• **EXERCISE AIM**
Search the records below for "detail"; copy each line that has it.

• **ENTRIES SUPPLIED**
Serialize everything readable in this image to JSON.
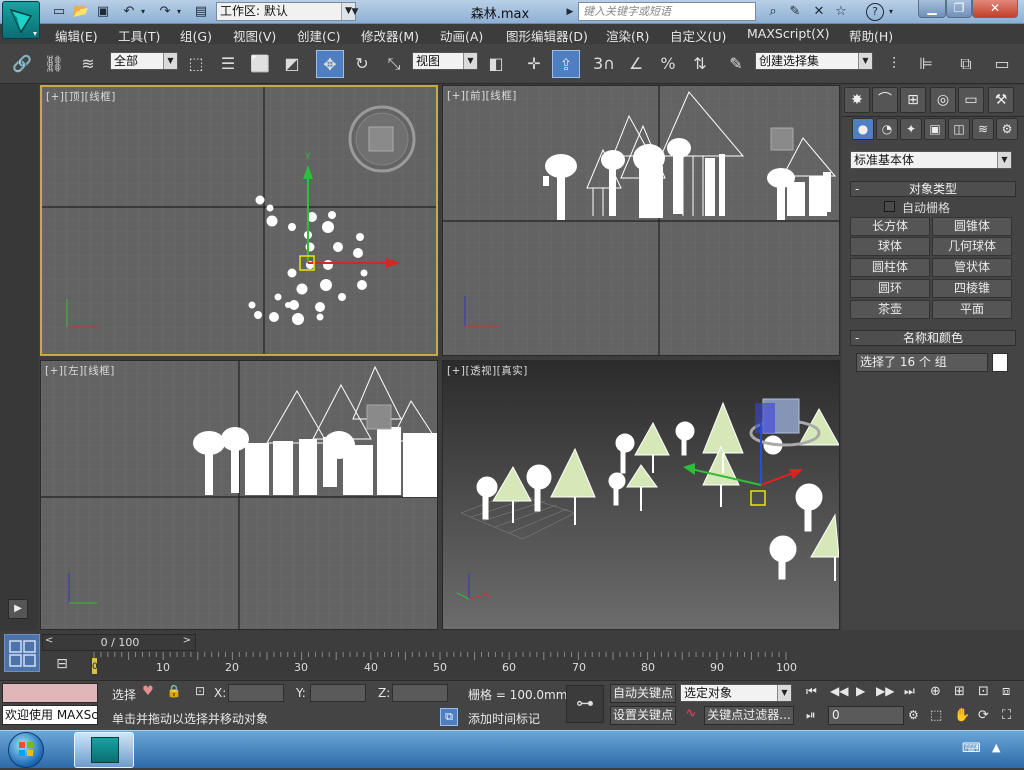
{
  "title_bar": {
    "workspace_label": "工作区: 默认",
    "document_title": "森林.max",
    "search_placeholder": "键入关键字或短语"
  },
  "menu": [
    "编辑(E)",
    "工具(T)",
    "组(G)",
    "视图(V)",
    "创建(C)",
    "修改器(M)",
    "动画(A)",
    "图形编辑器(D)",
    "渲染(R)",
    "自定义(U)",
    "MAXScript(X)",
    "帮助(H)"
  ],
  "toolbar": {
    "filter_dropdown": "全部",
    "ref_coord_dropdown": "视图",
    "snap_label": "3",
    "named_selection": "创建选择集"
  },
  "viewports": {
    "top": "[+][顶][线框]",
    "front": "[+][前][线框]",
    "left": "[+][左][线框]",
    "perspective": "[+][透视][真实]"
  },
  "command_panel": {
    "category_dropdown": "标准基本体",
    "object_type_title": "对象类型",
    "autogrid_label": "自动栅格",
    "buttons": [
      "长方体",
      "圆锥体",
      "球体",
      "几何球体",
      "圆柱体",
      "管状体",
      "圆环",
      "四棱锥",
      "茶壶",
      "平面"
    ],
    "name_color_title": "名称和颜色",
    "name_field": "选择了 16 个 组",
    "swatch_color": "#ffffff"
  },
  "timeline": {
    "frame_display": "0 / 100",
    "ticks": [
      "10",
      "20",
      "30",
      "40",
      "50",
      "60",
      "70",
      "80",
      "90",
      "100"
    ],
    "track_start": "0"
  },
  "status": {
    "welcome": "欢迎使用 MAXSc",
    "selection_prefix": "选择",
    "x_label": "X:",
    "y_label": "Y:",
    "z_label": "Z:",
    "grid_label": "栅格 = 100.0mm",
    "hint": "单击并拖动以选择并移动对象",
    "add_time_tag": "添加时间标记",
    "auto_key": "自动关键点",
    "key_mode_dropdown": "选定对象",
    "set_key": "设置关键点",
    "key_filters": "关键点过滤器...",
    "current_frame": "0"
  }
}
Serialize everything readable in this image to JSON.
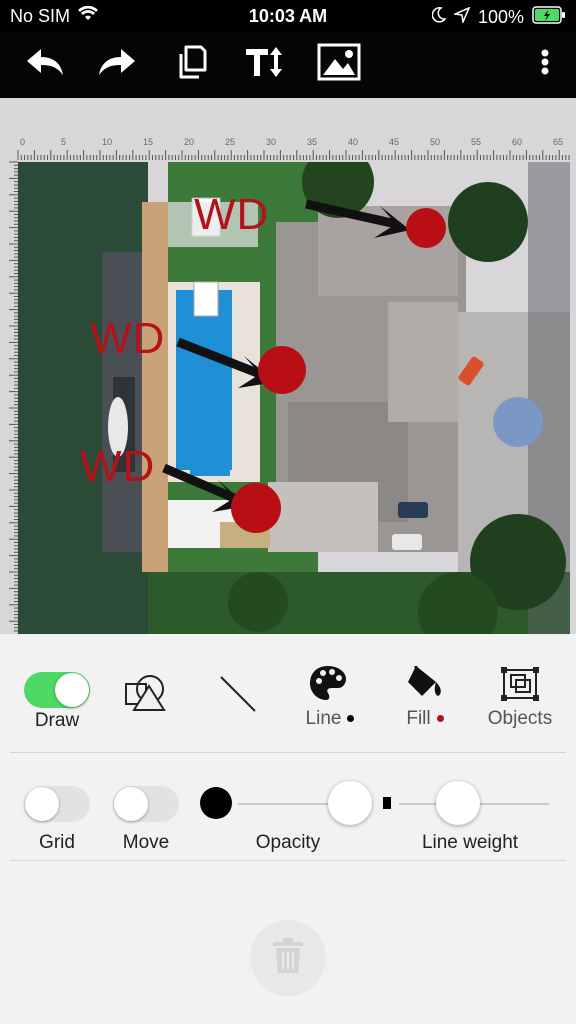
{
  "status_bar": {
    "carrier": "No SIM",
    "time": "10:03 AM",
    "battery_percent": "100%"
  },
  "toolbar": {
    "icons": [
      "undo-icon",
      "redo-icon",
      "copy-icon",
      "text-size-icon",
      "image-icon",
      "more-icon"
    ]
  },
  "ruler": {
    "top_labels": [
      "0",
      "5",
      "10",
      "15",
      "20",
      "25",
      "30",
      "35",
      "40",
      "45",
      "50",
      "55",
      "60",
      "65"
    ]
  },
  "canvas": {
    "annotations": [
      "WD",
      "WD",
      "WD"
    ],
    "annotation_color": "#b3121a"
  },
  "tools": {
    "draw_label": "Draw",
    "line_label": "Line",
    "fill_label": "Fill",
    "objects_label": "Objects",
    "line_color": "#000000",
    "fill_color": "#b3121a"
  },
  "settings": {
    "grid_label": "Grid",
    "move_label": "Move",
    "opacity_label": "Opacity",
    "line_weight_label": "Line weight"
  },
  "colors": {
    "toggle_on": "#4cd964",
    "toolbar_bg": "#050505"
  }
}
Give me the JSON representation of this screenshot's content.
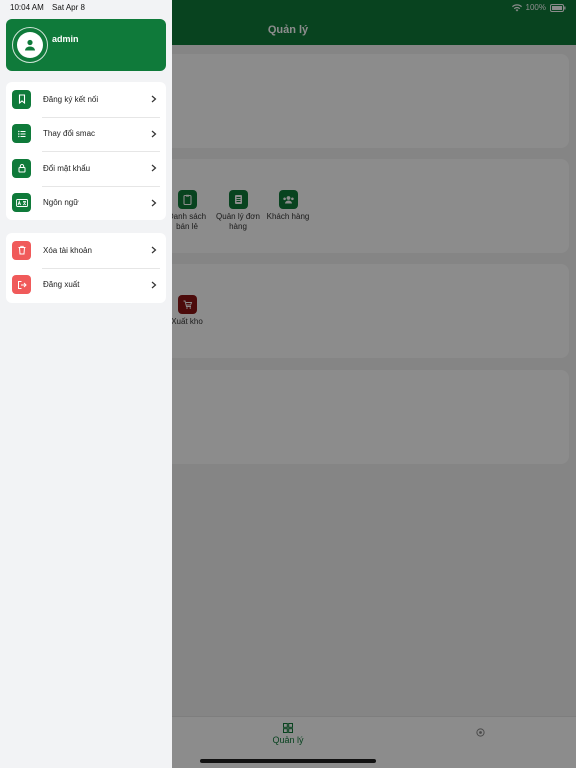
{
  "status_bar": {
    "time": "10:04 AM",
    "date": "Sat Apr 8",
    "battery": "100%"
  },
  "header": {
    "title": "Quản lý"
  },
  "tiles": {
    "retail_list": "Danh sách bán lẻ",
    "order_management": "Quản lý đơn hàng",
    "customers": "Khách hàng",
    "export_warehouse": "Xuất kho"
  },
  "tabbar": {
    "manage_label": "Quản lý"
  },
  "drawer": {
    "username": "admin",
    "menu": [
      {
        "label": "Đăng ký kết nối",
        "icon": "bookmark-icon"
      },
      {
        "label": "Thay đổi smac",
        "icon": "list-icon"
      },
      {
        "label": "Đổi mật khẩu",
        "icon": "lock-icon"
      },
      {
        "label": "Ngôn ngữ",
        "icon": "language-icon"
      }
    ],
    "account": [
      {
        "label": "Xóa tài khoản",
        "icon": "trash-icon"
      },
      {
        "label": "Đăng xuất",
        "icon": "logout-icon"
      }
    ]
  },
  "colors": {
    "primary": "#0f7a3a",
    "danger": "#f05a5a",
    "export": "#8a1414"
  }
}
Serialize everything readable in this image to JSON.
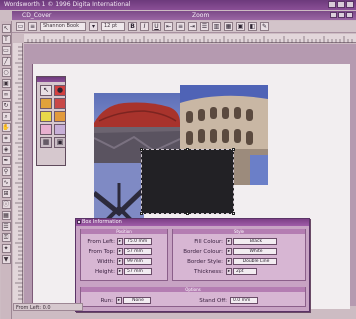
{
  "app": {
    "title": "Wordsworth 1  © 1996 Digita International"
  },
  "document": {
    "window_title": "CD_Cover",
    "zoom_label": "Zoom"
  },
  "toolbar": {
    "font_name": "Shannon Book",
    "font_size": "12 pt"
  },
  "palette": {
    "cells": [
      {
        "icon": "arrow-icon",
        "glyph": "↖",
        "color": "#e8dfe4"
      },
      {
        "icon": "paint-icon",
        "glyph": "●",
        "color": "#d24040"
      },
      {
        "icon": "fill-icon",
        "glyph": "",
        "color": "#e0a23a"
      },
      {
        "icon": "swatch-red-icon",
        "glyph": "",
        "color": "#c84848"
      },
      {
        "icon": "swatch-yellow-icon",
        "glyph": "",
        "color": "#e8d84a"
      },
      {
        "icon": "swatch-orange-icon",
        "glyph": "",
        "color": "#e29a3c"
      },
      {
        "icon": "swatch-pink-icon",
        "glyph": "",
        "color": "#e8b0d0"
      },
      {
        "icon": "swatch-lilac-icon",
        "glyph": "",
        "color": "#c8b0d8"
      },
      {
        "icon": "grid-icon",
        "glyph": "▦",
        "color": "#c9bcc4"
      },
      {
        "icon": "frame-icon",
        "glyph": "▣",
        "color": "#c9bcc4"
      }
    ]
  },
  "dialog": {
    "title": "Box Information",
    "position_group": "Position",
    "style_group": "Style",
    "options_group": "Options",
    "fields": {
      "from_left_label": "From Left:",
      "from_left_value": "75.0 mm",
      "from_top_label": "From Top:",
      "from_top_value": "57 mm",
      "width_label": "Width:",
      "width_value": "99 mm",
      "height_label": "Height:",
      "height_value": "57 mm",
      "fill_colour_label": "Fill Colour:",
      "fill_colour_value": "Black",
      "border_colour_label": "Border Colour:",
      "border_colour_value": "White",
      "border_style_label": "Border Style:",
      "border_style_value": "Double Line",
      "thickness_label": "Thickness:",
      "thickness_value": "2pt",
      "run_label": "Run:",
      "run_value": "None",
      "stand_off_label": "Stand Off:",
      "stand_off_value": "0.0 mm"
    }
  },
  "status": {
    "text": "From Left: 0.0"
  },
  "colors": {
    "accent": "#7c3f86",
    "dialog_bg": "#c8a3c4",
    "page_bg": "#f2eef0",
    "pasteboard": "#b59ab0"
  }
}
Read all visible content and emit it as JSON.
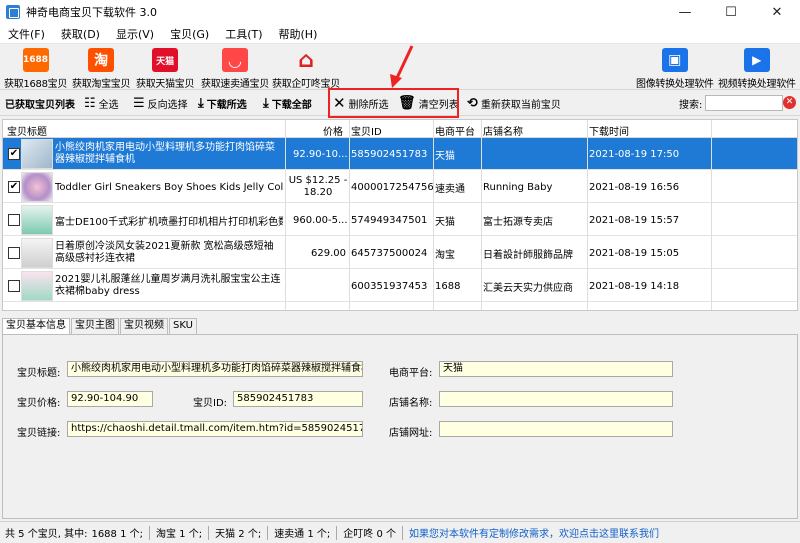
{
  "window": {
    "title": "神奇电商宝贝下载软件 3.0",
    "minimize": "—",
    "maximize": "☐",
    "close": "✕"
  },
  "menu": [
    "文件(F)",
    "获取(D)",
    "显示(V)",
    "宝贝(G)",
    "工具(T)",
    "帮助(H)"
  ],
  "toolbar1": [
    {
      "label": "获取1688宝贝",
      "icon": "1688-icon",
      "badge": "1688",
      "color": "#ff6a00"
    },
    {
      "label": "获取淘宝宝贝",
      "icon": "taobao-icon",
      "badge": "淘",
      "color": "#ff5000"
    },
    {
      "label": "获取天猫宝贝",
      "icon": "tmall-icon",
      "badge": "天猫",
      "color": "#e0102a"
    },
    {
      "label": "获取速卖通宝贝",
      "icon": "aliexpress-icon",
      "badge": "◡",
      "color": "#ff4747"
    },
    {
      "label": "获取企叮咚宝贝",
      "icon": "qidingdong-icon",
      "badge": "⌂",
      "color": "#e02020"
    },
    {
      "label": "图像转换处理软件",
      "icon": "image-convert-icon",
      "badge": "▣",
      "color": "#1a73e8"
    },
    {
      "label": "视频转换处理软件",
      "icon": "video-convert-icon",
      "badge": "▶",
      "color": "#1a73e8"
    }
  ],
  "toolbar2": {
    "list_label": "已获取宝贝列表",
    "select_all": "全选",
    "invert": "反向选择",
    "download_selected": "下载所选",
    "download_all": "下载全部",
    "delete_selected": "删除所选",
    "clear_list": "清空列表",
    "refetch": "重新获取当前宝贝",
    "search_label": "搜索:",
    "search_value": ""
  },
  "table": {
    "headers": [
      "宝贝标题",
      "价格",
      "宝贝ID",
      "电商平台",
      "店铺名称",
      "下载时间"
    ],
    "rows": [
      {
        "checked": true,
        "selected": true,
        "title": "小熊绞肉机家用电动小型料理机多功能打肉馅碎菜器辣椒搅拌辅食机",
        "price": "92.90-10...",
        "id": "585902451783",
        "platform": "天猫",
        "shop": "",
        "time": "2021-08-19 17:50"
      },
      {
        "checked": true,
        "selected": false,
        "title": "Toddler Girl Sneakers Boy Shoes Kids Jelly Color Ca...",
        "price": "US $12.25 - 18.20",
        "id": "4000017254756",
        "platform": "速卖通",
        "shop": "Running Baby",
        "time": "2021-08-19 16:56"
      },
      {
        "checked": false,
        "selected": false,
        "title": "富士DE100千式彩扩机喷墨打印机相片打印机彩色数...",
        "price": "960.00-5...",
        "id": "574949347501",
        "platform": "天猫",
        "shop": "富士拓源专卖店",
        "time": "2021-08-19 15:57"
      },
      {
        "checked": false,
        "selected": false,
        "title": "日着原创冷淡风女装2021夏新款 宽松高级感短袖高级感衬衫连衣裙",
        "price": "629.00",
        "id": "645737500024",
        "platform": "淘宝",
        "shop": "日着設計師服飾品牌",
        "time": "2021-08-19 15:05"
      },
      {
        "checked": false,
        "selected": false,
        "title": "2021婴儿礼服蓬丝儿童周岁满月洗礼服宝宝公主连衣裙棉baby dress",
        "price": "",
        "id": "600351937453",
        "platform": "1688",
        "shop": "汇美云天实力供应商",
        "time": "2021-08-19 14:18"
      }
    ]
  },
  "tabs": [
    "宝贝基本信息",
    "宝贝主图",
    "宝贝视频",
    "SKU"
  ],
  "detail": {
    "title_label": "宝贝标题:",
    "title_value": "小熊绞肉机家用电动小型料理机多功能打肉馅碎菜器辣椒搅拌辅食机",
    "platform_label": "电商平台:",
    "platform_value": "天猫",
    "price_label": "宝贝价格:",
    "price_value": "92.90-104.90",
    "id_label": "宝贝ID:",
    "id_value": "585902451783",
    "shop_label": "店铺名称:",
    "shop_value": "",
    "link_label": "宝贝链接:",
    "link_value": "https://chaoshi.detail.tmall.com/item.htm?id=585902451783",
    "shopurl_label": "店铺网址:",
    "shopurl_value": ""
  },
  "status": {
    "total": "共 5 个宝贝, 其中:",
    "c1688": "1688 1 个;",
    "taobao": "淘宝 1 个;",
    "tmall": "天猫 2 个;",
    "aliexpress": "速卖通 1 个;",
    "qdd": "企叮咚 0 个",
    "contact": "如果您对本软件有定制修改需求，欢迎点击这里联系我们"
  }
}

• **OUTPUT OF THE TASK**
  "detail": {
    "link_value": "https://chaoshi.detail.tmall.com/item.htm?id=585902451783",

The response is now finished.